I'll call him Chase. Chase was eighteen months old, and I first met him as I prepared to accompany him to CT so his primary nurse could finally take care of her three other patients, ones she hadn't had the chance to see yet. You see, Chase was occupying quite a bit of time, hers as well as that of other nurses from the ER and PICU who were trying in vain to get some kind of access on the kid, to draw labs and medicate if necessary. As I entered the Peds ER at the request of Charge, I saw a bunch of scrubs clustered around the gurney, a youngish mom outside the room crying, and a youngish male standing uncomfortably by her side. It could've been any tough pediatric stick, nobody takes it lightly when we have to poke a kid more than eight times. The doctor was reluctant to use an IO (intraosseous access, a spike that pops into the top part of the shin and works gloriously in all ages of people but especially kids), and it wasn't until the sea of scrubs parted that I realized why.
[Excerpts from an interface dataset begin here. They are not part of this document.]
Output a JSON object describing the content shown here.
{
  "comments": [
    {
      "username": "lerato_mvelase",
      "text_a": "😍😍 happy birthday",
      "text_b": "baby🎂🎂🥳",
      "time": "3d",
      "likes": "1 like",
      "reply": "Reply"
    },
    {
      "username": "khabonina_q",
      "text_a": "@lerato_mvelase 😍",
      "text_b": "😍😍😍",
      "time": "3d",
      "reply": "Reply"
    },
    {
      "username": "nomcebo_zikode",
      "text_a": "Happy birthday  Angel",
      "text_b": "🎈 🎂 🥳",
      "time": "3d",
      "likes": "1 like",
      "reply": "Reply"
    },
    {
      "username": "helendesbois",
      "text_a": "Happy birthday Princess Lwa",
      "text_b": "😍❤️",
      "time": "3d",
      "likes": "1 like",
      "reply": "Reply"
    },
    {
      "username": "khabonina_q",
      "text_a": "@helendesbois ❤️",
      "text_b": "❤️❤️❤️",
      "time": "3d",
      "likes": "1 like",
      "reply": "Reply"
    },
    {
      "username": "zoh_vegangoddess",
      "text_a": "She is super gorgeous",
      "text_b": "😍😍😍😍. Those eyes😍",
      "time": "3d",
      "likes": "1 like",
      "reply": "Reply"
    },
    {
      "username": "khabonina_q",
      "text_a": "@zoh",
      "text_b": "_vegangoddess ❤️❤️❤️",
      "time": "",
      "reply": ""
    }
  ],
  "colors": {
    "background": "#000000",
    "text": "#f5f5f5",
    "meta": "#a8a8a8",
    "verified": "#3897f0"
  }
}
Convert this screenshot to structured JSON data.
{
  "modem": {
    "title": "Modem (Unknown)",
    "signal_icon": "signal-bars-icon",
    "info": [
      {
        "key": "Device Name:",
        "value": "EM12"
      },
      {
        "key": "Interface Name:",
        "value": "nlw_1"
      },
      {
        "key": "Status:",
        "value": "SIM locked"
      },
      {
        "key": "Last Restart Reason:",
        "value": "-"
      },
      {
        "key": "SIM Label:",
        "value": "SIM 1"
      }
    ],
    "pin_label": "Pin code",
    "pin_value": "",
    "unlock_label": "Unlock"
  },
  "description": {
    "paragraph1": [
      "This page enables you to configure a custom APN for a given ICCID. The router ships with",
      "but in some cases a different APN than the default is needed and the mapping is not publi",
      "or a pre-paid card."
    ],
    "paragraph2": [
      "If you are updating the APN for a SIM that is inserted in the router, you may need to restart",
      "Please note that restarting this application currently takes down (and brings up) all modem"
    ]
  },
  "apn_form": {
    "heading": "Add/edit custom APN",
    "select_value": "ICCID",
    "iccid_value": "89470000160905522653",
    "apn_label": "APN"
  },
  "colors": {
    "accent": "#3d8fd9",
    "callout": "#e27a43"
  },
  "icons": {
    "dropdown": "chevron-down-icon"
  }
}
Chase had seen the dark underbelly of humanity, and wore the badges to prove it. Nickel-sized bruises dotted his pale face and head, bigger bruises on his tiny torso and abdomen (and it takes a significant amount of force to bruise a resilient little tummy like that). His arms and legs were bruised up too, none of the patterns matching what you'd expect to see with the reported fall into a coffee table and fall down two stairs the family was claiming. But the one that really got me was the 4-inch or so straight indentation across Chase's temple, the one that looked oddly shaped like a broom handle, and was darkening by the minute. And genital bruising, too. For the love of all that's holy, what can an eighteen month old child do to incur that kind of wrath? They'd brought him to the ER because his 'bruises were spreading.' Funny, they have a tendency to do that with continued beatings.
And through it all, his dark eyes watched us. He trusted us as only a child can do, as surely as he trusted whoever it was that had done this to him. Quietly, with barely a whimper each time a needle pierced his soft skin - I had to push out of my mind the fact that this sweet angel was used to pain worse than our IV pokes. He trusted us. Through the painful procedures and the wheeling all over the hospital for xrays and ultrasounds and more xrays, too many strangers' hearts breaking with a single glance and a "who would do this?" shake of the head.
When the other nurse went home and I took over her assignment, Chase became mine, and his eyes still won't let go of my soul. Through all of the chaos that night, between allowed and disallowed visitors and police officers and investigators and frantic calls for security, I'd slip into the room to check his monitor and lines, and sit on the bed and stroke his cheek and tell him worthless little things like "you're such a good boy," "you're so handsome," "It's gonna be okay, sweet boy," when in fact I knew no such thing. I can do everything in my power when he's my patient, keep visitors away, station guards outside his room, run the show - but while I'm doing that, realize that my pen had better be stronger than my heart, because my documentation could realistically make or break the case. And trying my best to shelve my distrust of a system that may put the kid back in the hands of harm.
Through the night, as we prepared to admit the child for blunt abdominal trauma and an old arm fracture (blessedly, his head CT was okay), the looks in the watery eyes of my co-workers mirrored my own, as we all agreed this was one of the worst cases of NAT (non-accidental trauma) we'd ever seen. But the eyes that keep haunting me are the accepting, trusting, innocent eyes of that poor little angel. And I hope he never has to feel that kind of pain again. It's gonna be okay, sweet boy.